Problem details
Without leaving anything out, print every line of the data.

Given data
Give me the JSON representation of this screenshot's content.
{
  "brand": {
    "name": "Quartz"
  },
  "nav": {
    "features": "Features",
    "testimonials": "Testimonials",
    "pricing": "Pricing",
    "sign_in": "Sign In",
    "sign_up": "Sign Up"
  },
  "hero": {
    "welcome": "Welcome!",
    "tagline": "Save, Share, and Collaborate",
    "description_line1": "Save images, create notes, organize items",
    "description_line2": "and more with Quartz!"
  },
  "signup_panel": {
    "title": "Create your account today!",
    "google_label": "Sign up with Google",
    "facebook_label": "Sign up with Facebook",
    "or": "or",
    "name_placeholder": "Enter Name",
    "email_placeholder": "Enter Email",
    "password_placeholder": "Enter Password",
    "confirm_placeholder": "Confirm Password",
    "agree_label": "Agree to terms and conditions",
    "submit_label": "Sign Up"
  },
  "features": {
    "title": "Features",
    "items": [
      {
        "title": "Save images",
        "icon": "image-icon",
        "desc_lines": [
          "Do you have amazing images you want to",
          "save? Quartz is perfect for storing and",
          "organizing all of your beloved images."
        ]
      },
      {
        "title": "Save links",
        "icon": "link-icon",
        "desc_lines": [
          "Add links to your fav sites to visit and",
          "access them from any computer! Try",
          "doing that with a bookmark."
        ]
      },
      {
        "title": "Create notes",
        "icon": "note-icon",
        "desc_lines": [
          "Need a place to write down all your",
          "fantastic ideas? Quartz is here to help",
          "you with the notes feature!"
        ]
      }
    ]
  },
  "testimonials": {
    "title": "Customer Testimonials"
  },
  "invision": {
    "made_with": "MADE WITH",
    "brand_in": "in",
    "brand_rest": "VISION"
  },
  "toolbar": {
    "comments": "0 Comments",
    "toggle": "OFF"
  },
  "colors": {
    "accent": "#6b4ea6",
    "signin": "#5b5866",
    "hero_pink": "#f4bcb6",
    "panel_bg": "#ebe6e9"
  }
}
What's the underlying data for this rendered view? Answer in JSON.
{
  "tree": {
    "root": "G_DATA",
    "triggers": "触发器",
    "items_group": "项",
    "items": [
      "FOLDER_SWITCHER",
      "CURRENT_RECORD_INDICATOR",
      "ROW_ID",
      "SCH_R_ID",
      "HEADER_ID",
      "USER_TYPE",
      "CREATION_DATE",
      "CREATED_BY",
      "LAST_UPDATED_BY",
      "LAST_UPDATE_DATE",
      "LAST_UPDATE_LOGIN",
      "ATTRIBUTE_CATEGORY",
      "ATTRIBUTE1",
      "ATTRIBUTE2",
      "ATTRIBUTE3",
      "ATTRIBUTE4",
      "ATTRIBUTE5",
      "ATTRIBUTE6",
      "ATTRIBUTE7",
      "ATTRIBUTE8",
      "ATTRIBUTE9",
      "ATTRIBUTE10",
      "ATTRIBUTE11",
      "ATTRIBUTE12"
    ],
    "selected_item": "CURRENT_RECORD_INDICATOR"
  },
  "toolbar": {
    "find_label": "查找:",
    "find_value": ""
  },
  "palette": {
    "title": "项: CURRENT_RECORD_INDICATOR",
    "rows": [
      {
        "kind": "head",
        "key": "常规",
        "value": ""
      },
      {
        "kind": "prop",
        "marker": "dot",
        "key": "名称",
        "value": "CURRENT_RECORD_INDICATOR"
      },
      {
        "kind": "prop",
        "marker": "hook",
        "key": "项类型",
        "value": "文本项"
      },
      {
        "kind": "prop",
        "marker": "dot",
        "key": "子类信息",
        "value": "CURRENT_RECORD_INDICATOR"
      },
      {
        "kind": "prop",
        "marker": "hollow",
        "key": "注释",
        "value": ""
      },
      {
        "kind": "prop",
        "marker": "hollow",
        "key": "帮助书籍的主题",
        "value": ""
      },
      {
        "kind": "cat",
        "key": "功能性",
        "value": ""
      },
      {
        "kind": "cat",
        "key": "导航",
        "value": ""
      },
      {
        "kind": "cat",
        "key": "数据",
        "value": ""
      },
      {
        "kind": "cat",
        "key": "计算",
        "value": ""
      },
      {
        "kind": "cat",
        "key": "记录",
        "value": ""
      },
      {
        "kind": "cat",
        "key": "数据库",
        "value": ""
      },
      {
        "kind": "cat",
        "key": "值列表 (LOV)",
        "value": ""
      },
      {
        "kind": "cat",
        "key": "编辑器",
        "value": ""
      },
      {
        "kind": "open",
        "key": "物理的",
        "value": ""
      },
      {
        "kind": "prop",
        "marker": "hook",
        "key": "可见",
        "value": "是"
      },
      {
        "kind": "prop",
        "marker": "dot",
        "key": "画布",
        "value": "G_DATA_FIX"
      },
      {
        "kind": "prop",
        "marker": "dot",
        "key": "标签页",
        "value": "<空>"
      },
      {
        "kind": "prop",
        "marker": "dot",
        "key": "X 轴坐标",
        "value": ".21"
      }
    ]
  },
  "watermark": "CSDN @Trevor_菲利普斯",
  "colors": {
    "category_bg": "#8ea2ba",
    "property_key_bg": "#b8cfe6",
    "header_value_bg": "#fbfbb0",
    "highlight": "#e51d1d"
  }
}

Answer section
Give me the JSON representation of this screenshot's content.
{
  "brand": {
    "name": "Quartz"
  },
  "nav": {
    "features": "Features",
    "testimonials": "Testimonials",
    "pricing": "Pricing",
    "sign_in": "Sign In",
    "sign_up": "Sign Up"
  },
  "hero": {
    "welcome": "Welcome!",
    "tagline": "Save, Share, and Collaborate",
    "description_line1": "Save images, create notes, organize items",
    "description_line2": "and more with Quartz!"
  },
  "signup_panel": {
    "title": "Create your account today!",
    "google_label": "Sign up with Google",
    "facebook_label": "Sign up with Facebook",
    "or": "or",
    "name_placeholder": "Enter Name",
    "email_placeholder": "Enter Email",
    "password_placeholder": "Enter Password",
    "confirm_placeholder": "Confirm Password",
    "agree_label": "Agree to terms and conditions",
    "submit_label": "Sign Up"
  },
  "features": {
    "title": "Features",
    "items": [
      {
        "title": "Save images",
        "icon": "image-icon",
        "desc_lines": [
          "Do you have amazing images you want to",
          "save? Quartz is perfect for storing and",
          "organizing all of your beloved images."
        ]
      },
      {
        "title": "Save links",
        "icon": "link-icon",
        "desc_lines": [
          "Add links to your fav sites to visit and",
          "access them from any computer! Try",
          "doing that with a bookmark."
        ]
      },
      {
        "title": "Create notes",
        "icon": "note-icon",
        "desc_lines": [
          "Need a place to write down all your",
          "fantastic ideas? Quartz is here to help",
          "you with the notes feature!"
        ]
      }
    ]
  },
  "testimonials": {
    "title": "Customer Testimonials"
  },
  "invision": {
    "made_with": "MADE WITH",
    "brand_in": "in",
    "brand_rest": "VISION"
  },
  "toolbar": {
    "comments": "0 Comments",
    "toggle": "OFF"
  },
  "colors": {
    "accent": "#6b4ea6",
    "signin": "#5b5866",
    "hero_pink": "#f4bcb6",
    "panel_bg": "#ebe6e9"
  }
}
What's the underlying data for this rendered view? Answer in JSON.
{
  "tree": {
    "root": "G_DATA",
    "triggers": "触发器",
    "items_group": "项",
    "items": [
      "FOLDER_SWITCHER",
      "CURRENT_RECORD_INDICATOR",
      "ROW_ID",
      "SCH_R_ID",
      "HEADER_ID",
      "USER_TYPE",
      "CREATION_DATE",
      "CREATED_BY",
      "LAST_UPDATED_BY",
      "LAST_UPDATE_DATE",
      "LAST_UPDATE_LOGIN",
      "ATTRIBUTE_CATEGORY",
      "ATTRIBUTE1",
      "ATTRIBUTE2",
      "ATTRIBUTE3",
      "ATTRIBUTE4",
      "ATTRIBUTE5",
      "ATTRIBUTE6",
      "ATTRIBUTE7",
      "ATTRIBUTE8",
      "ATTRIBUTE9",
      "ATTRIBUTE10",
      "ATTRIBUTE11",
      "ATTRIBUTE12"
    ],
    "selected_item": "CURRENT_RECORD_INDICATOR"
  },
  "toolbar": {
    "find_label": "查找:",
    "find_value": ""
  },
  "palette": {
    "title": "项: CURRENT_RECORD_INDICATOR",
    "rows": [
      {
        "kind": "head",
        "key": "常规",
        "value": ""
      },
      {
        "kind": "prop",
        "marker": "dot",
        "key": "名称",
        "value": "CURRENT_RECORD_INDICATOR"
      },
      {
        "kind": "prop",
        "marker": "hook",
        "key": "项类型",
        "value": "文本项"
      },
      {
        "kind": "prop",
        "marker": "dot",
        "key": "子类信息",
        "value": "CURRENT_RECORD_INDICATOR"
      },
      {
        "kind": "prop",
        "marker": "hollow",
        "key": "注释",
        "value": ""
      },
      {
        "kind": "prop",
        "marker": "hollow",
        "key": "帮助书籍的主题",
        "value": ""
      },
      {
        "kind": "cat",
        "key": "功能性",
        "value": ""
      },
      {
        "kind": "cat",
        "key": "导航",
        "value": ""
      },
      {
        "kind": "cat",
        "key": "数据",
        "value": ""
      },
      {
        "kind": "cat",
        "key": "计算",
        "value": ""
      },
      {
        "kind": "cat",
        "key": "记录",
        "value": ""
      },
      {
        "kind": "cat",
        "key": "数据库",
        "value": ""
      },
      {
        "kind": "cat",
        "key": "值列表 (LOV)",
        "value": ""
      },
      {
        "kind": "cat",
        "key": "编辑器",
        "value": ""
      },
      {
        "kind": "open",
        "key": "物理的",
        "value": ""
      },
      {
        "kind": "prop",
        "marker": "hook",
        "key": "可见",
        "value": "是"
      },
      {
        "kind": "prop",
        "marker": "dot",
        "key": "画布",
        "value": "G_DATA_FIX"
      },
      {
        "kind": "prop",
        "marker": "dot",
        "key": "标签页",
        "value": "<空>"
      },
      {
        "kind": "prop",
        "marker": "dot",
        "key": "X 轴坐标",
        "value": ".21"
      }
    ]
  },
  "watermark": "CSDN @Trevor_菲利普斯",
  "colors": {
    "category_bg": "#8ea2ba",
    "property_key_bg": "#b8cfe6",
    "header_value_bg": "#fbfbb0",
    "highlight": "#e51d1d"
  }
}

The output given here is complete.